TASK DESCRIPTION: Write the listing out again word for word, excluding any pictures.

MATERIALS PROVIDED:
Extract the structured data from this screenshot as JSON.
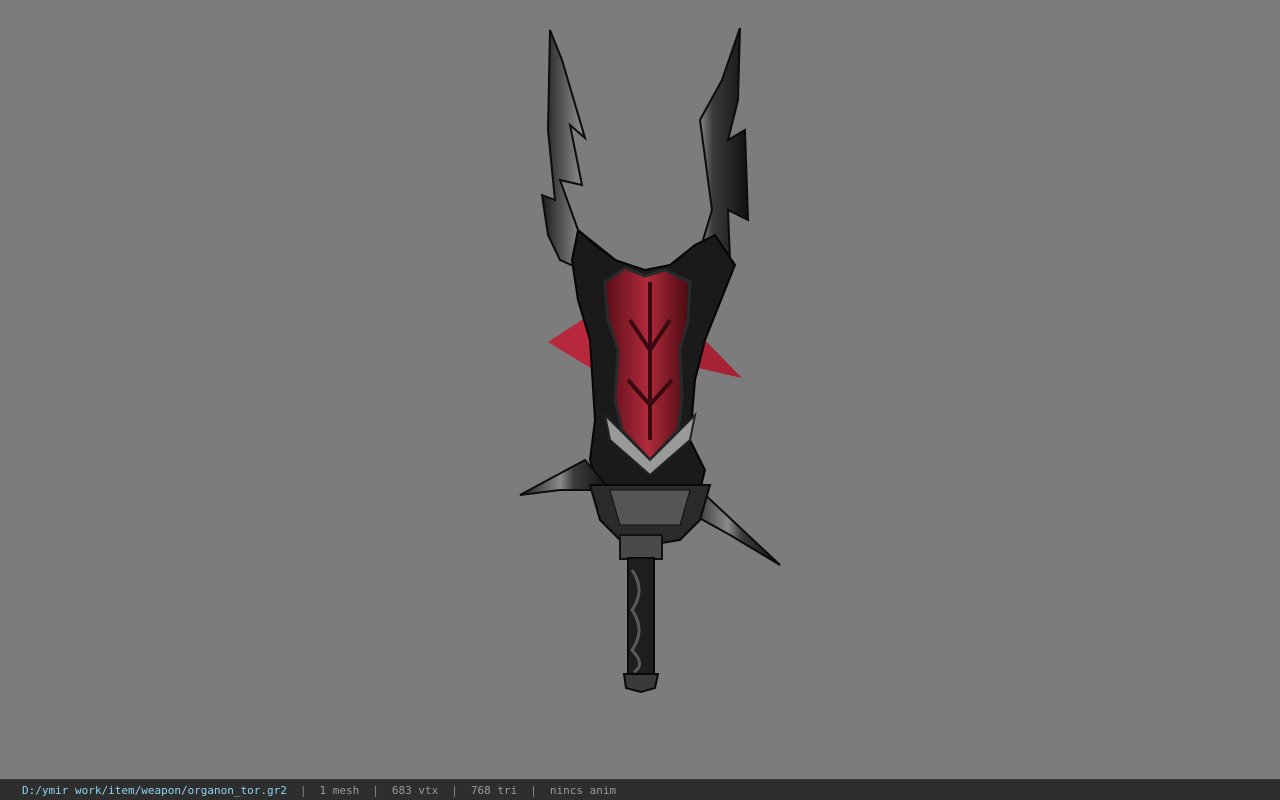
{
  "viewport": {
    "background": "#7c7c7c",
    "model_icon": "weapon-model"
  },
  "status": {
    "file_path": "D:/ymir work/item/weapon/organon_tor.gr2",
    "separator": "|",
    "mesh_count": "1 mesh",
    "vertex_count": "683 vtx",
    "triangle_count": "768 tri",
    "anim_status": "nincs anim",
    "path_color": "#8fd3f0"
  }
}
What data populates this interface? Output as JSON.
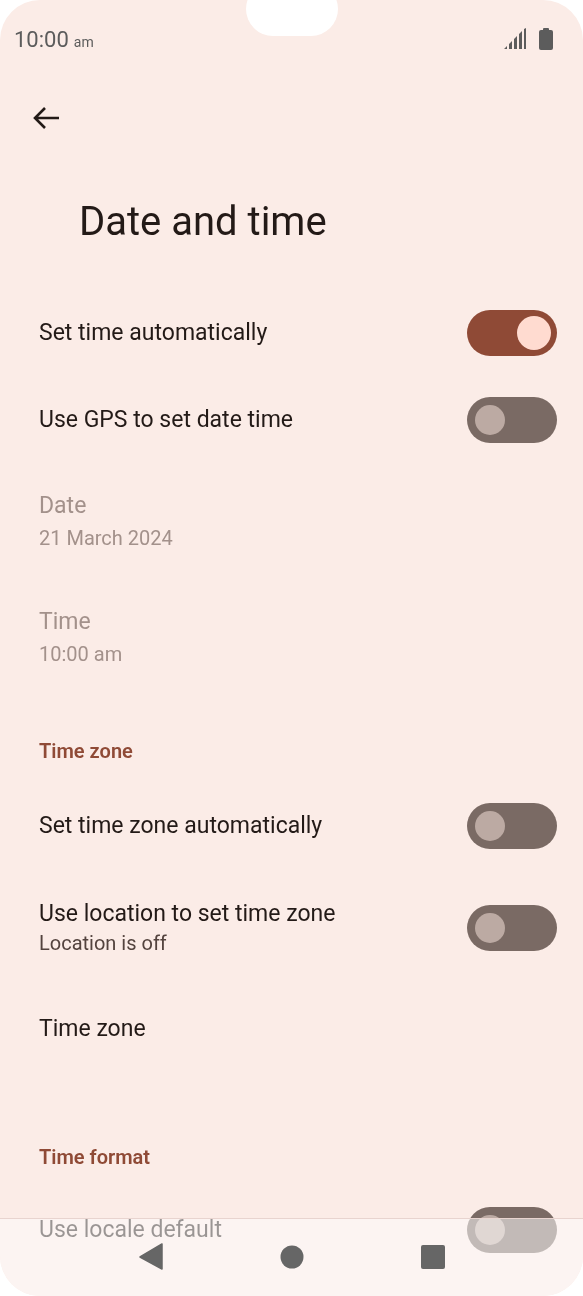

YOUR RESPONSE:
Extract the structured data from this screenshot as JSON.
{
  "viewport": {
    "background": "#7c7c7c",
    "model_icon": "weapon-model"
  },
  "status": {
    "file_path": "D:/ymir work/item/weapon/organon_tor.gr2",
    "separator": "|",
    "mesh_count": "1 mesh",
    "vertex_count": "683 vtx",
    "triangle_count": "768 tri",
    "anim_status": "nincs anim",
    "path_color": "#8fd3f0"
  }
}
What data populates this interface? Output as JSON.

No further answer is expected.